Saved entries
⁂

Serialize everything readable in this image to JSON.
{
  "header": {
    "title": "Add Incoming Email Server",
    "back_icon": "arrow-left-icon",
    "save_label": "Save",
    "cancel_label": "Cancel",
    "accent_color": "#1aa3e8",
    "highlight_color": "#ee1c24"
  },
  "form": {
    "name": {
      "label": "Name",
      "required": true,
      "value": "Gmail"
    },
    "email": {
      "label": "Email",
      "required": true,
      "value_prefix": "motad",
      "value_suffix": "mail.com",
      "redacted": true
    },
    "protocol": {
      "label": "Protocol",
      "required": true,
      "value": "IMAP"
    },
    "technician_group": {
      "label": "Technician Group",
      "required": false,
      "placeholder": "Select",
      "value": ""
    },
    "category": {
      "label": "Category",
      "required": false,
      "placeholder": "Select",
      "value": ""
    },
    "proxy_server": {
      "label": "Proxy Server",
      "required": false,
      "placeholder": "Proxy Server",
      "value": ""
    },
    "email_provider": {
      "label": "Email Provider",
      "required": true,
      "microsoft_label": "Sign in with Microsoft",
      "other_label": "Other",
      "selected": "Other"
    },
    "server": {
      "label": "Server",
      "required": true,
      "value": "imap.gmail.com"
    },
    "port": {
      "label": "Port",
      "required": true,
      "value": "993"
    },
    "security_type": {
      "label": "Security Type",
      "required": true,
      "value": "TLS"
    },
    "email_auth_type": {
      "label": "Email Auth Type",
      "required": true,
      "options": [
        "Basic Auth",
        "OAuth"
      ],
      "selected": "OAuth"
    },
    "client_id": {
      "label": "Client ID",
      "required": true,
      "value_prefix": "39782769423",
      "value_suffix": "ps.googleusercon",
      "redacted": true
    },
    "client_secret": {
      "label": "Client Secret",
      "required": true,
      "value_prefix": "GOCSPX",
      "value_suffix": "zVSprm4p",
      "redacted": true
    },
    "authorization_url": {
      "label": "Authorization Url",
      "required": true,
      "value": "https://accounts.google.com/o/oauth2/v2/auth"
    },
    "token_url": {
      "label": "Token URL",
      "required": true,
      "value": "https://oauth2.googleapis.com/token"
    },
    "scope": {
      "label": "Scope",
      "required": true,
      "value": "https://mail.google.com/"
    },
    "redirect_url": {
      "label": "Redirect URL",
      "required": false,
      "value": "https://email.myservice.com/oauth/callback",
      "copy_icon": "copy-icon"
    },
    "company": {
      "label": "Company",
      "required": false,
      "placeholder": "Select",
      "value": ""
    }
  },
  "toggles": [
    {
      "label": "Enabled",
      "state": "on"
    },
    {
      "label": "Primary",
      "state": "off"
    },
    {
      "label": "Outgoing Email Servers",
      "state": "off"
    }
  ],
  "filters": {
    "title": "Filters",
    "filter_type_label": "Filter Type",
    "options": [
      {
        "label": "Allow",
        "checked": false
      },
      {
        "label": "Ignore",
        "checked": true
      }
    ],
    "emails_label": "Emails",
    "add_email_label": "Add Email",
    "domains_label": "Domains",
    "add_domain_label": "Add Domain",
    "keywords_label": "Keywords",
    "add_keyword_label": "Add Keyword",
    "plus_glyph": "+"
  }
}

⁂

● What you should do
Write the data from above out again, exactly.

● Response area
Serialize everything readable in this image to JSON.
{
  "header": {
    "title": "Add Incoming Email Server",
    "back_icon": "arrow-left-icon",
    "save_label": "Save",
    "cancel_label": "Cancel",
    "accent_color": "#1aa3e8",
    "highlight_color": "#ee1c24"
  },
  "form": {
    "name": {
      "label": "Name",
      "required": true,
      "value": "Gmail"
    },
    "email": {
      "label": "Email",
      "required": true,
      "value_prefix": "motad",
      "value_suffix": "mail.com",
      "redacted": true
    },
    "protocol": {
      "label": "Protocol",
      "required": true,
      "value": "IMAP"
    },
    "technician_group": {
      "label": "Technician Group",
      "required": false,
      "placeholder": "Select",
      "value": ""
    },
    "category": {
      "label": "Category",
      "required": false,
      "placeholder": "Select",
      "value": ""
    },
    "proxy_server": {
      "label": "Proxy Server",
      "required": false,
      "placeholder": "Proxy Server",
      "value": ""
    },
    "email_provider": {
      "label": "Email Provider",
      "required": true,
      "microsoft_label": "Sign in with Microsoft",
      "other_label": "Other",
      "selected": "Other"
    },
    "server": {
      "label": "Server",
      "required": true,
      "value": "imap.gmail.com"
    },
    "port": {
      "label": "Port",
      "required": true,
      "value": "993"
    },
    "security_type": {
      "label": "Security Type",
      "required": true,
      "value": "TLS"
    },
    "email_auth_type": {
      "label": "Email Auth Type",
      "required": true,
      "options": [
        "Basic Auth",
        "OAuth"
      ],
      "selected": "OAuth"
    },
    "client_id": {
      "label": "Client ID",
      "required": true,
      "value_prefix": "39782769423",
      "value_suffix": "ps.googleusercon",
      "redacted": true
    },
    "client_secret": {
      "label": "Client Secret",
      "required": true,
      "value_prefix": "GOCSPX",
      "value_suffix": "zVSprm4p",
      "redacted": true
    },
    "authorization_url": {
      "label": "Authorization Url",
      "required": true,
      "value": "https://accounts.google.com/o/oauth2/v2/auth"
    },
    "token_url": {
      "label": "Token URL",
      "required": true,
      "value": "https://oauth2.googleapis.com/token"
    },
    "scope": {
      "label": "Scope",
      "required": true,
      "value": "https://mail.google.com/"
    },
    "redirect_url": {
      "label": "Redirect URL",
      "required": false,
      "value": "https://email.myservice.com/oauth/callback",
      "copy_icon": "copy-icon"
    },
    "company": {
      "label": "Company",
      "required": false,
      "placeholder": "Select",
      "value": ""
    }
  },
  "toggles": [
    {
      "label": "Enabled",
      "state": "on"
    },
    {
      "label": "Primary",
      "state": "off"
    },
    {
      "label": "Outgoing Email Servers",
      "state": "off"
    }
  ],
  "filters": {
    "title": "Filters",
    "filter_type_label": "Filter Type",
    "options": [
      {
        "label": "Allow",
        "checked": false
      },
      {
        "label": "Ignore",
        "checked": true
      }
    ],
    "emails_label": "Emails",
    "add_email_label": "Add Email",
    "domains_label": "Domains",
    "add_domain_label": "Add Domain",
    "keywords_label": "Keywords",
    "add_keyword_label": "Add Keyword",
    "plus_glyph": "+"
  }
}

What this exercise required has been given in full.